> Work request: Scan the material for the word "JSON", and copy each line where it shows up.
━━━━━━━━━━━━━━━━━━━━━━━━━━━━━━
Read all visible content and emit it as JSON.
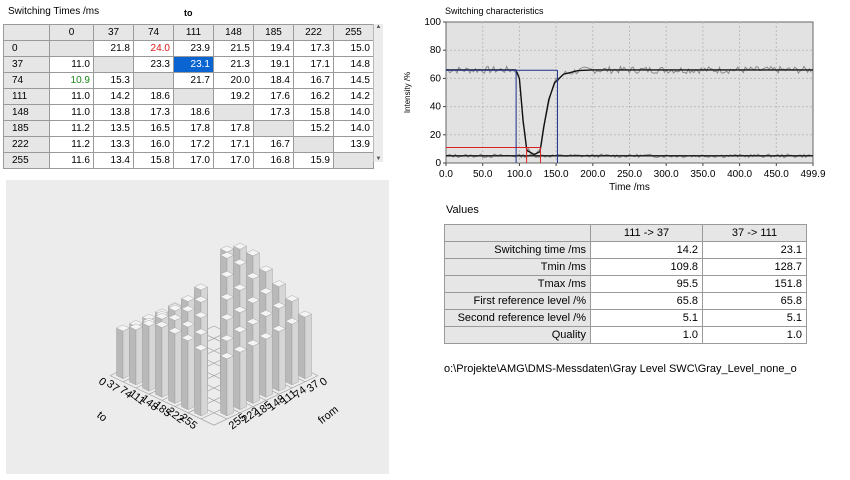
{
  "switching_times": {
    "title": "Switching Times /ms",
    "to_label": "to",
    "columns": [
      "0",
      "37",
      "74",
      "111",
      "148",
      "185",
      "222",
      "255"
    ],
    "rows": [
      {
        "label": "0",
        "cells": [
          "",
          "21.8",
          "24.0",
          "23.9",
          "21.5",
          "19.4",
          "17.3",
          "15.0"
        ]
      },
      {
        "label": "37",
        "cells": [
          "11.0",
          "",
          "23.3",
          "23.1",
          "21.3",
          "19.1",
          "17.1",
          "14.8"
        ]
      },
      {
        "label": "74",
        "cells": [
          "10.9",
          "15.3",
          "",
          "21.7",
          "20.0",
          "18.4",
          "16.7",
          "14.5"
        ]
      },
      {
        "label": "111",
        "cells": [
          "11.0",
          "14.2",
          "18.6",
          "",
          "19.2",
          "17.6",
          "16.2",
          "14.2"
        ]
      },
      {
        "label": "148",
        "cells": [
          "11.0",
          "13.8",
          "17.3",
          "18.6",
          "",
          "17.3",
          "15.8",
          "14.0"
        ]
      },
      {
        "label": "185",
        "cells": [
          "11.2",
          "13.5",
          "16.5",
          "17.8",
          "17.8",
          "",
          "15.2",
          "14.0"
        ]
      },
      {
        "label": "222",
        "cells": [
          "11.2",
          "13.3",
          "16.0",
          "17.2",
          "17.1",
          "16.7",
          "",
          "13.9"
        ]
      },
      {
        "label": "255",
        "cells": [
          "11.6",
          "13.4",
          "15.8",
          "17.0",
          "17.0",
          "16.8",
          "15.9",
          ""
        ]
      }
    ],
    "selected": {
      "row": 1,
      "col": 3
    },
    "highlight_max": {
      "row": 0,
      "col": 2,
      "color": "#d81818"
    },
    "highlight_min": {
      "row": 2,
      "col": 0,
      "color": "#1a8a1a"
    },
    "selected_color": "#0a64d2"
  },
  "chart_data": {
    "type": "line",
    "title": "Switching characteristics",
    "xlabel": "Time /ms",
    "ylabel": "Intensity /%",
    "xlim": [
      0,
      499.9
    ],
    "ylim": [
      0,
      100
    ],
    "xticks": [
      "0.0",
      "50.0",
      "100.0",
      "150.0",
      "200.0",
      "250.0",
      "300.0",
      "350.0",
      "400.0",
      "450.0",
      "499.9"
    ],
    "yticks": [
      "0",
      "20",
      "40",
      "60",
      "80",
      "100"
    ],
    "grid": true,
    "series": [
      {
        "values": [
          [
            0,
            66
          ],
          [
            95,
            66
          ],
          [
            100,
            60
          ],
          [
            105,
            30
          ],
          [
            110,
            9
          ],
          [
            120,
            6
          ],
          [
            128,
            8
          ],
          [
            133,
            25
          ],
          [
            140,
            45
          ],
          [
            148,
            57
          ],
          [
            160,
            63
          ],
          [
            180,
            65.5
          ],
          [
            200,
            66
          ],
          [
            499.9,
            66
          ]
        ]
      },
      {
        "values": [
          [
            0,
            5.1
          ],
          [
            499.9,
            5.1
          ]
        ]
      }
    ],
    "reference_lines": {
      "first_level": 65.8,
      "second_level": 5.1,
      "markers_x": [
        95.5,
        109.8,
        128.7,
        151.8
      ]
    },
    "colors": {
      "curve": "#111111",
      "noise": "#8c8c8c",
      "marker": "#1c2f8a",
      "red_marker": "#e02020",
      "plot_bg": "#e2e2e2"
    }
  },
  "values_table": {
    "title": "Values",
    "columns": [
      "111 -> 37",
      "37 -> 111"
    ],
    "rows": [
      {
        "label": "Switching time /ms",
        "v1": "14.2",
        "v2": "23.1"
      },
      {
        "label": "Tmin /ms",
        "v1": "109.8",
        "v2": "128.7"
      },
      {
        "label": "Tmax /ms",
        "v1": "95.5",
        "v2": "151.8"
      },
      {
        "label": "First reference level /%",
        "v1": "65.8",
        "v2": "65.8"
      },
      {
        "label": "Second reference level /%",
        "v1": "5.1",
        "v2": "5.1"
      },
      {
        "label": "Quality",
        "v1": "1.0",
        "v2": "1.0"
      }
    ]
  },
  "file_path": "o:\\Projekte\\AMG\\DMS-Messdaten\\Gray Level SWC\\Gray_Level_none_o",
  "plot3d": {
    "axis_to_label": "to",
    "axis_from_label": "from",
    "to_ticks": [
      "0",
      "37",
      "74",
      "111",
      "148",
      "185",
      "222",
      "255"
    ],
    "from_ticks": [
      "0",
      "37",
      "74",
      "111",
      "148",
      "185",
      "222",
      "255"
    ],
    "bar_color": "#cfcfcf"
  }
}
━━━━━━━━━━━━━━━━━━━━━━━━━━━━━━
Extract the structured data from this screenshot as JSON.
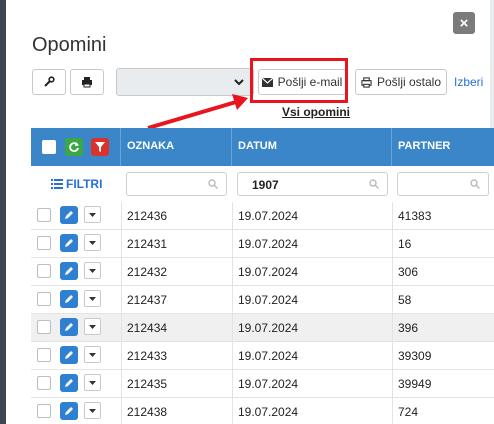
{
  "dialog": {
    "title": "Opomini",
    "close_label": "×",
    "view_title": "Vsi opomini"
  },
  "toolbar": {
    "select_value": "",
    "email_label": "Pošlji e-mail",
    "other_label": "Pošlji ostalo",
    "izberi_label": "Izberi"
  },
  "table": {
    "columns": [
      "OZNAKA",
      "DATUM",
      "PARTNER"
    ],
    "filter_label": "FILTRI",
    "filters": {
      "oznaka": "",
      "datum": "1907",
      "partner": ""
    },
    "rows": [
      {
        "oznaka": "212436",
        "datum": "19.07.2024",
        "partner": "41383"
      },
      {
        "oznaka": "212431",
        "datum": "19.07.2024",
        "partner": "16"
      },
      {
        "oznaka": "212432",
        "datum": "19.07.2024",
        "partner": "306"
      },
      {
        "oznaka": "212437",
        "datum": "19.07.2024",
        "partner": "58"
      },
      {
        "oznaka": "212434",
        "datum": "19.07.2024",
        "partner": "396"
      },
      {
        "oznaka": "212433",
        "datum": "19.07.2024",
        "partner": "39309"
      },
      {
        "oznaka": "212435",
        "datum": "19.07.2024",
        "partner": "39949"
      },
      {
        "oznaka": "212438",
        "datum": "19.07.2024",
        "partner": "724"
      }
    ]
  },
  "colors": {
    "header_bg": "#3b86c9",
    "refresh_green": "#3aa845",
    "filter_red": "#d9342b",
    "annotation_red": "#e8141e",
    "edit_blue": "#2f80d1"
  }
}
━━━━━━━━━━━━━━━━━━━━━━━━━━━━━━
> Task solution:
Read all visible content and emit it as JSON.
Extract the structured data from this screenshot as JSON.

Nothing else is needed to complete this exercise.